Since the novel describes the stresses and heightened intensity of the last day of Keese's life, all the characters are seen through his highly emotional and paranoid point of view. Keese is in fact a man about to have a heart attack, mainly because his mind and body are stressed to the breaking point. (However, Keese acknowledges to himself that he had felt that his life was essentially over as he had accepted an existence of inertia when he had reached the age of forty-five a few years before.) As a result, Keese's view of Harry and Ramona's actions is charged with suspicion about their actions and skepticism about their explanations. In essence, Keese seems to be projecting on the rude Harry and Ramona the stored up resentments of a lifetime of anger over a society that treats individual sensitivities with contempt. Thus the events of the novel frequently seem hallucinatory to the thoughtful reader, although he or she may conclude that there are rational explanations for the actions of Harry, Ramona, and the Greavys, rather than the ones generated by Keese's sense of persecution.
Restricting the narrative point of view to Keese's consciousness allows Berger to present sharply delineated characters who attain the hard outlines of satirical caricatures. At times, Harry, Ramona, and the Greavys seem less credible as realistically drawn characters than Keese's vision of them: For him, they are malignant demons sent from some mysterious realm to bedevil him.
Keese, an overweight and sedentary middle-aged suburbanite, has a passion for correct form and for controlling his life and his environment. As a result, he is peculiarly suited to be a victim of Harry's and Ramona's aggressive and shameless behavior. Not only has Keese purchased a house at the end of a lonely suburban street (which ends in a cul de sac), but he resents unexpected changes and would like to have control over the choice of which neighbors will live in the only nearby house. Unfortunately, Harry and Ramona bring into Keese's life the crass behavior and annoying lack of consideration that Keese despises in everyday social life. Although readers probably sympathize with Keese's reactions to their vulgarity, they may find his insistence on controlling events somewhat fatiguing, as it is for Keese himself. However, at the end of the novel, Keese becomes a more human and sympathetic protagonist, for he acknowledges that Harry and Ramona are "free spirits" and "the world would be a worse place without them."
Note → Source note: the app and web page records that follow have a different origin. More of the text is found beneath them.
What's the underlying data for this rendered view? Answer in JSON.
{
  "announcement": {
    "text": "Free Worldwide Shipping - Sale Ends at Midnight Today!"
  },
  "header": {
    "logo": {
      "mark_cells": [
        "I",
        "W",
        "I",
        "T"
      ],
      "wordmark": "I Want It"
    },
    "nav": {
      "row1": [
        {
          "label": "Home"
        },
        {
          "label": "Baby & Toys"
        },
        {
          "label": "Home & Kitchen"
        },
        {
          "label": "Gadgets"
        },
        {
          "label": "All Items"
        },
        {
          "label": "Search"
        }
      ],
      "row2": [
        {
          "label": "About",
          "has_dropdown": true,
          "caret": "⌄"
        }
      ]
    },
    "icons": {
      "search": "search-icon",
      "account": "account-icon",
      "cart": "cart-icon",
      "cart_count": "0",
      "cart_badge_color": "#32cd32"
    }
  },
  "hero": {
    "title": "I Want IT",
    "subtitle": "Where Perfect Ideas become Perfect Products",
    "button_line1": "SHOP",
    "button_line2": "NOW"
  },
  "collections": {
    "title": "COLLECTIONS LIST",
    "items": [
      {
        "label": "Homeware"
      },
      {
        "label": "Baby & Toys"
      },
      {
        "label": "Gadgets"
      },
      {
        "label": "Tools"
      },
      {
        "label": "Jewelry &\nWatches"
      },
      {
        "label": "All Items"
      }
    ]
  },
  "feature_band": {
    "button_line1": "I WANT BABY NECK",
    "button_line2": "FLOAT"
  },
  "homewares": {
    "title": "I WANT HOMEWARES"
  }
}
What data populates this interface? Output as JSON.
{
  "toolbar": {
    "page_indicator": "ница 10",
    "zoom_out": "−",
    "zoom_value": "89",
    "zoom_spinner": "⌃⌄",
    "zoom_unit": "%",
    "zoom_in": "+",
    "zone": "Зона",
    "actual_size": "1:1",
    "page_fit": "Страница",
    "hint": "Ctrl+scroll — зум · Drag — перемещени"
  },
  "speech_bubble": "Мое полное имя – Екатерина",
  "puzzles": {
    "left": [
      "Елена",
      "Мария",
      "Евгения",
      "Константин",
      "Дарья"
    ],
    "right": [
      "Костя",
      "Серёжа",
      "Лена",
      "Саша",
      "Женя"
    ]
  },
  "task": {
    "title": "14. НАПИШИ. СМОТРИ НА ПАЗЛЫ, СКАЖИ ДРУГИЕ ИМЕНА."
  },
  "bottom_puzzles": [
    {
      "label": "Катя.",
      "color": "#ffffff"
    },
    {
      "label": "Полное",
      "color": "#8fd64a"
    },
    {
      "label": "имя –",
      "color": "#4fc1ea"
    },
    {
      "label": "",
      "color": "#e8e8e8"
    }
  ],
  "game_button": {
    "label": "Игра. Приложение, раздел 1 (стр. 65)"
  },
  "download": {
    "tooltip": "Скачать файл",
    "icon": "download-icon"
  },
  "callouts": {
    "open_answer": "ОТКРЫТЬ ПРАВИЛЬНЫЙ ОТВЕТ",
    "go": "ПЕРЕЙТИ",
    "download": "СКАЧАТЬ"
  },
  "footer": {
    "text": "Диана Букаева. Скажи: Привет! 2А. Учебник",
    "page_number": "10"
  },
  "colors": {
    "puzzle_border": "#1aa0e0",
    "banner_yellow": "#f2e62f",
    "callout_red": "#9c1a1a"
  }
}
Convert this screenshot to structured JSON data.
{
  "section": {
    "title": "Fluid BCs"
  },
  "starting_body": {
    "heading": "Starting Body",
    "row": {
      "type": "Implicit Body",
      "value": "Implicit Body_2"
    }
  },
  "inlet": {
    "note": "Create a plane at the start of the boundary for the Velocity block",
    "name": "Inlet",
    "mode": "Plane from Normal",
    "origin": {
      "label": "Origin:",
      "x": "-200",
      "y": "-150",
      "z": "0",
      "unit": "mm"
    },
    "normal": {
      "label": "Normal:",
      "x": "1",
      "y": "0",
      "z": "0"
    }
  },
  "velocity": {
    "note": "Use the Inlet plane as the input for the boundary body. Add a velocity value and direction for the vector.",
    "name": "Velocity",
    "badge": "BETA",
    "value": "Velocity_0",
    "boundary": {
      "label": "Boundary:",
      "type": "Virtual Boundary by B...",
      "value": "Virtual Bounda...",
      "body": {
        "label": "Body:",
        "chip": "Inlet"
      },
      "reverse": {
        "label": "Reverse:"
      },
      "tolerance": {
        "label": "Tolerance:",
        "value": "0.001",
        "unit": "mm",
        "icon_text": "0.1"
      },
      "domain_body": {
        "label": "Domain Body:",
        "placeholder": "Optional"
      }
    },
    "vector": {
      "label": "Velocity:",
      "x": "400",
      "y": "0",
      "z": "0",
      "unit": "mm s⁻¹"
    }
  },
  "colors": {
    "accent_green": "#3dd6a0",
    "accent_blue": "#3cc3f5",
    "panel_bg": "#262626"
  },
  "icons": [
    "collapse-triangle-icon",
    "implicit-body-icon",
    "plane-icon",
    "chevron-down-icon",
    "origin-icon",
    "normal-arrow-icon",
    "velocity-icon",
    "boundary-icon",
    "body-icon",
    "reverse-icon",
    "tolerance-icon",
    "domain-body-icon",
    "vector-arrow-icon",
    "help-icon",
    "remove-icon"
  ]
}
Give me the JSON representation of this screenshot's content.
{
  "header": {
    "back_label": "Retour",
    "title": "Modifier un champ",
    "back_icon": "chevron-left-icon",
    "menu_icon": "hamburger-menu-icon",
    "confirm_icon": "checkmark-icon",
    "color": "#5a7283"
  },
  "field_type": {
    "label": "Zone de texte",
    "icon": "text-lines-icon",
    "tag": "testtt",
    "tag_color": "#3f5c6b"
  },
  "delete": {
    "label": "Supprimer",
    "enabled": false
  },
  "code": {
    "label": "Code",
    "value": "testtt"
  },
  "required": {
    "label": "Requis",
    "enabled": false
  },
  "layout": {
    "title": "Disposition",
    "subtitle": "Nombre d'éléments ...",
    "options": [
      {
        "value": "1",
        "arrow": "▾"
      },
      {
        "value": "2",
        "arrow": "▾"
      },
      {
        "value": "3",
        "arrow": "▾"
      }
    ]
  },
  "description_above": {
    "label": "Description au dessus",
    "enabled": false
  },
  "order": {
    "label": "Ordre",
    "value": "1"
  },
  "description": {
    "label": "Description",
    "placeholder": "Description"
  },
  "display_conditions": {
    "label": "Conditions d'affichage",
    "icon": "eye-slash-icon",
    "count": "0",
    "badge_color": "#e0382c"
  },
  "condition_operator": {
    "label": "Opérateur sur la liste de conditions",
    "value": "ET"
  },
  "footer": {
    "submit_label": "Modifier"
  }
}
By contrast with Keese, Harry is a presumptuous and gregarious back slapper, who tries to become friendly with Keese even before they have been properly introduced. No action seems too outrageous for Harry, as long as it is performed in the name of good fellowship. Not only does Harry invite himself into Keese's house without approval, but he also promotes a dinner invitation for himself and Ramona. Moreover, he orders the food he wants after pawing through Keese's private papers in a desk, even commenting on the smallness of Keese's bank balance. One of his crowning insults is to claim forthrightly that Keese made homosexual overtures to him.
Yet part of the irony of the novel is that it is Harry who seems to be a primary victim of Keese's exasperation. It is Keese who pushes Harry's car into the swamp at the rear of the house, and later Keese, who locks both Harry and Ramona in the game room in his basement, in an effort to end their aggressive assault on his sense of decorum. Moreover, Harry must be considered a victim of his wife's sexual aggressiveness...
(The entire section is 1,765 words.)